Started by Frank Tarcikowski, October 29, 2011, 08:44:14 AM
Quote1) "Local" characters who have the inherent conflicts of their region built into them,
Quote2) Transformation of Setting instead of transformation of Character.
Quotethe latter really worked out much better end ended up escalating all by themselves until several characters made really huge decisions (some backed up by buying off Keys) and also transforming the balance of power in that spot, though I'd say that was Situation and not Setting.
Quote... one of the German posters was surprised that Railroading and Illusionism should be such a big topic in American discourse. Apart from Dragonlance, he had thought this was more of a German thing due to the dominance of Das Schwarze Auge and the crowd of pretentious "Besserspieler"

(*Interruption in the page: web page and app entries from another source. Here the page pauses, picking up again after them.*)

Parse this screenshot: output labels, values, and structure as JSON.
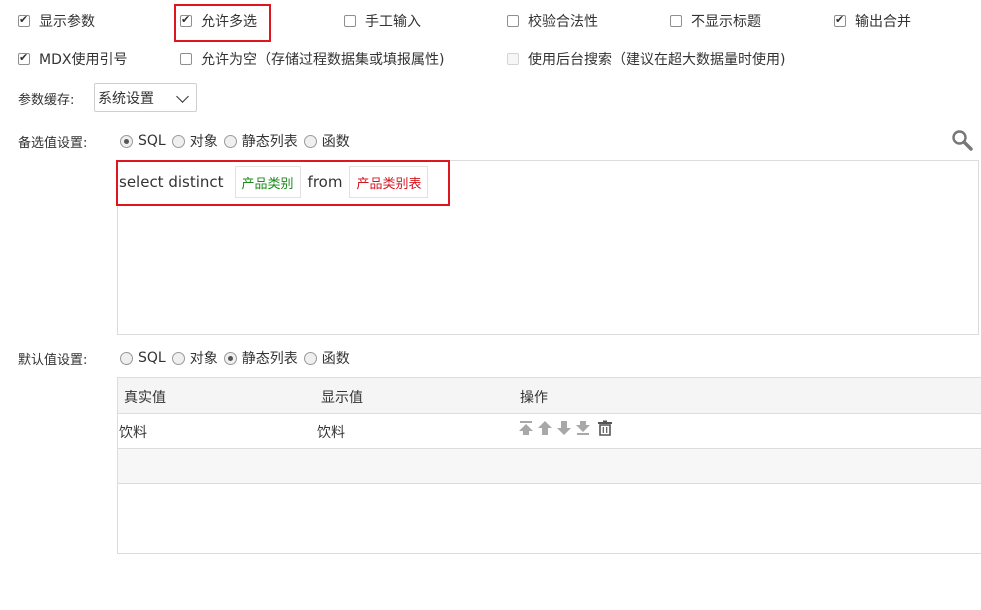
{
  "options": {
    "row1": [
      {
        "label": "显示参数",
        "checked": true
      },
      {
        "label": "允许多选",
        "checked": true
      },
      {
        "label": "手工输入",
        "checked": false
      },
      {
        "label": "校验合法性",
        "checked": false
      },
      {
        "label": "不显示标题",
        "checked": false
      },
      {
        "label": "输出合并",
        "checked": true
      }
    ],
    "row2": [
      {
        "label": "MDX使用引号",
        "checked": true
      },
      {
        "label": "允许为空（存储过程数据集或填报属性)",
        "checked": false
      },
      {
        "label": "使用后台搜索（建议在超大数据量时使用)",
        "checked": false,
        "disabled": true
      }
    ]
  },
  "param_cache": {
    "label": "参数缓存:",
    "value": "系统设置"
  },
  "candidate": {
    "label": "备选值设置:",
    "radios": [
      {
        "label": "SQL",
        "selected": true
      },
      {
        "label": "对象",
        "selected": false
      },
      {
        "label": "静态列表",
        "selected": false
      },
      {
        "label": "函数",
        "selected": false
      }
    ],
    "sql": {
      "prefix": "select distinct",
      "field": "产品类别",
      "from": "from",
      "table": "产品类别表"
    }
  },
  "default": {
    "label": "默认值设置:",
    "radios": [
      {
        "label": "SQL",
        "selected": false
      },
      {
        "label": "对象",
        "selected": false
      },
      {
        "label": "静态列表",
        "selected": true
      },
      {
        "label": "函数",
        "selected": false
      }
    ],
    "table": {
      "headers": [
        "真实值",
        "显示值",
        "操作"
      ],
      "rows": [
        {
          "real": "饮料",
          "display": "饮料"
        }
      ]
    }
  },
  "icons": {
    "search": "search-icon",
    "move_top": "move-top-icon",
    "move_up": "move-up-icon",
    "move_down": "move-down-icon",
    "move_bottom": "move-bottom-icon",
    "delete": "trash-icon"
  },
  "colors": {
    "highlight_border": "#e0161e",
    "field_chip": "#1a8a1a",
    "table_chip": "#d4161e"
  }
}
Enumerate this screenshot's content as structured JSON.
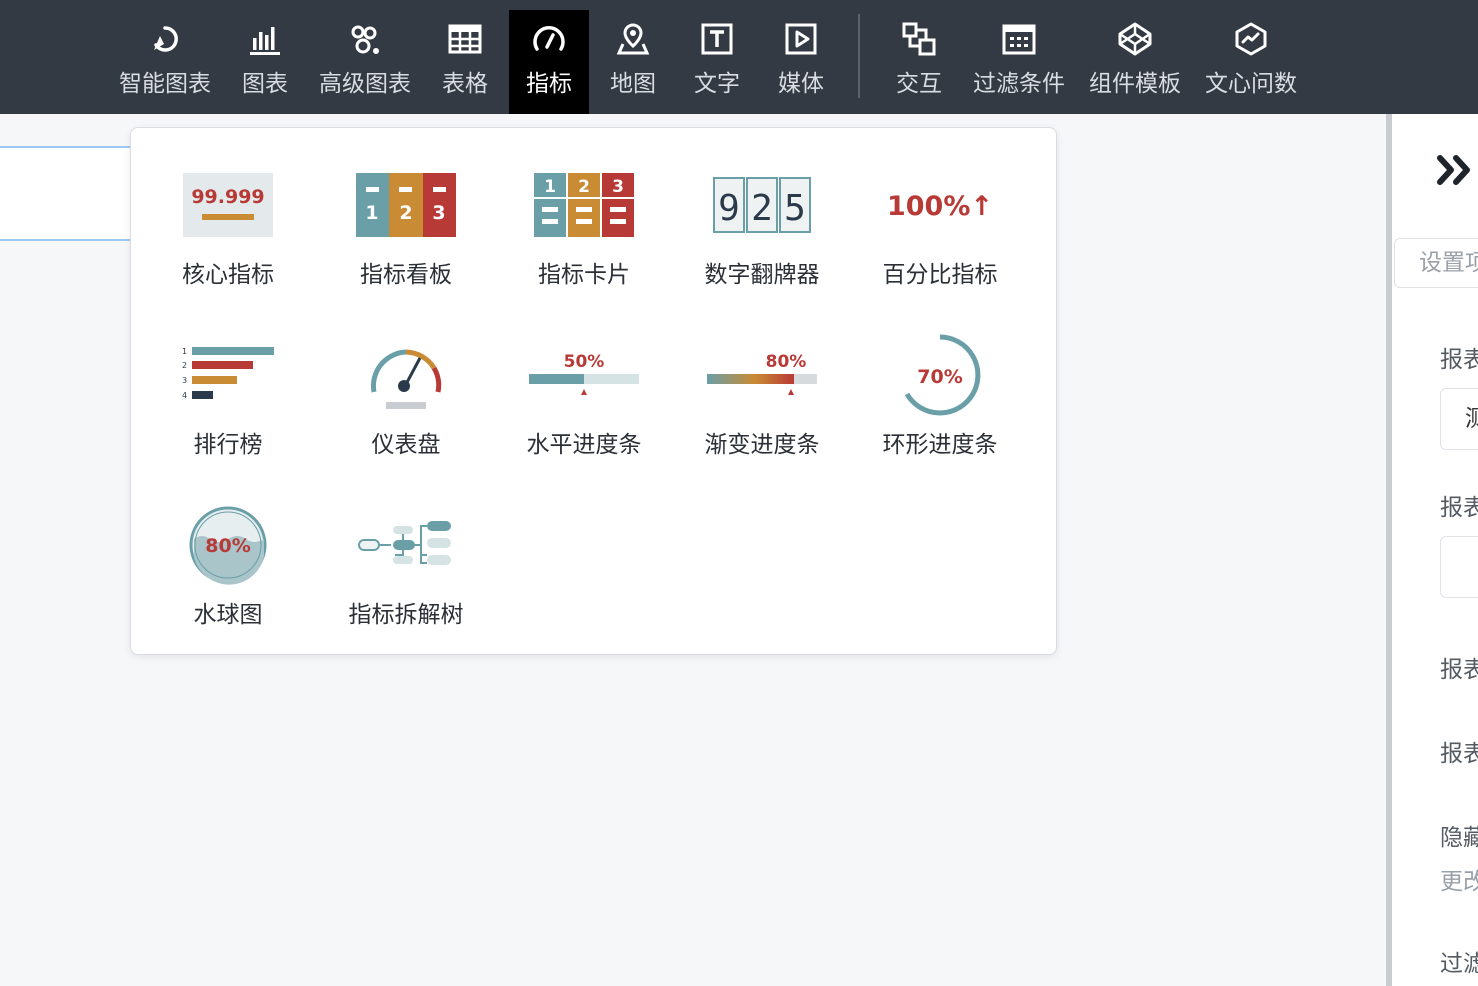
{
  "toolbar": {
    "items": [
      {
        "label": "智能图表",
        "icon": "smart-chart-icon"
      },
      {
        "label": "图表",
        "icon": "bar-chart-icon"
      },
      {
        "label": "高级图表",
        "icon": "advanced-chart-icon"
      },
      {
        "label": "表格",
        "icon": "table-icon"
      },
      {
        "label": "指标",
        "icon": "gauge-icon",
        "active": true
      },
      {
        "label": "地图",
        "icon": "map-pin-icon"
      },
      {
        "label": "文字",
        "icon": "text-icon"
      },
      {
        "label": "媒体",
        "icon": "media-play-icon"
      },
      {
        "label": "交互",
        "icon": "interaction-icon"
      },
      {
        "label": "过滤条件",
        "icon": "filter-calendar-icon"
      },
      {
        "label": "组件模板",
        "icon": "component-template-icon"
      },
      {
        "label": "文心问数",
        "icon": "wenxin-icon"
      }
    ]
  },
  "dropdown": {
    "items": [
      {
        "label": "核心指标",
        "icon": "core-metric-icon",
        "thumb_text": "99.999"
      },
      {
        "label": "指标看板",
        "icon": "metric-board-icon",
        "thumb_text": [
          "1",
          "2",
          "3"
        ]
      },
      {
        "label": "指标卡片",
        "icon": "metric-card-icon",
        "thumb_text": [
          "1",
          "2",
          "3"
        ]
      },
      {
        "label": "数字翻牌器",
        "icon": "digit-flipper-icon",
        "thumb_text": [
          "9",
          "2",
          "5"
        ]
      },
      {
        "label": "百分比指标",
        "icon": "percent-metric-icon",
        "thumb_text": "100%↑"
      },
      {
        "label": "排行榜",
        "icon": "ranking-icon",
        "thumb_text": [
          "1",
          "2",
          "3",
          "4"
        ]
      },
      {
        "label": "仪表盘",
        "icon": "dashboard-gauge-icon"
      },
      {
        "label": "水平进度条",
        "icon": "horizontal-progress-icon",
        "thumb_text": "50%"
      },
      {
        "label": "渐变进度条",
        "icon": "gradient-progress-icon",
        "thumb_text": "80%"
      },
      {
        "label": "环形进度条",
        "icon": "ring-progress-icon",
        "thumb_text": "70%"
      },
      {
        "label": "水球图",
        "icon": "liquid-ball-icon",
        "thumb_text": "80%"
      },
      {
        "label": "指标拆解树",
        "icon": "metric-tree-icon"
      }
    ]
  },
  "right_panel": {
    "settings_tab": "设置项",
    "labels": [
      "报表",
      "报表",
      "报表",
      "报表",
      "隐藏"
    ],
    "field_1": "测",
    "sub_text": "更改",
    "bottom_label": "过滤"
  },
  "colors": {
    "toolbar_bg": "#343a43",
    "active_bg": "#000000",
    "teal": "#6a9fa8",
    "red": "#b83a37",
    "orange": "#c98b33",
    "navy": "#2b3a4a"
  }
}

QuoteI might even go as far as to say that Railroading and the Impossible Thing have been the main antagonist for you, personally, throughout your work as an RPG publisher. Would you agree?
Quote... These games are certainly centered around a "Story Before" kind of GM-prep and set-up, but in my experience many groups like to add some personal issues and conflicts for their characters into the mix which are cooking "on the side" and working more along the lines of the character-centered "Story Now" approach as described in your article, and tend to outlast the typical "monster of the week" main plot. So how'd you describe that mode of play? Primarily Story Before with a little supportive Story-Now-ish fun? Or real Hybrid?
QuoteYou make an interesting point about Shadowrun, in particular because it remains one of the most popular RPGs in Germany, along with Vampire and of course DSA. There's a reason 4th edition DSA was turned into a point-buy system (and an awful one at that) as Fantasy Productions was behind both DSA and the German Shadowrun at the time. Personally I have only very limited experience with Shadowrun and Shadowrun players at the actual gaming table (the little I have is disastrous), so I'd love to hear some of your thoughts about it.
Quote(Also, I do think that your setting-driven Story Now recipe could do wonders combined with the Shadowrun setting, and maybe some decent rules-set.)
QuoteI want to step back and verify, first, that we are talking only about Story Before, setting-centric play, specifically the second part. Because your later phrase "monster of the week" is not compatible with that model, at least not if the monster and its associated set-piece arrangement are the central material. If that phrase was thrown in for spice, then I can address your question, but if it really represents the take-home, what-we-did, "the story" material, then all I can say is that your question doesn't apply to any of my points in the essay.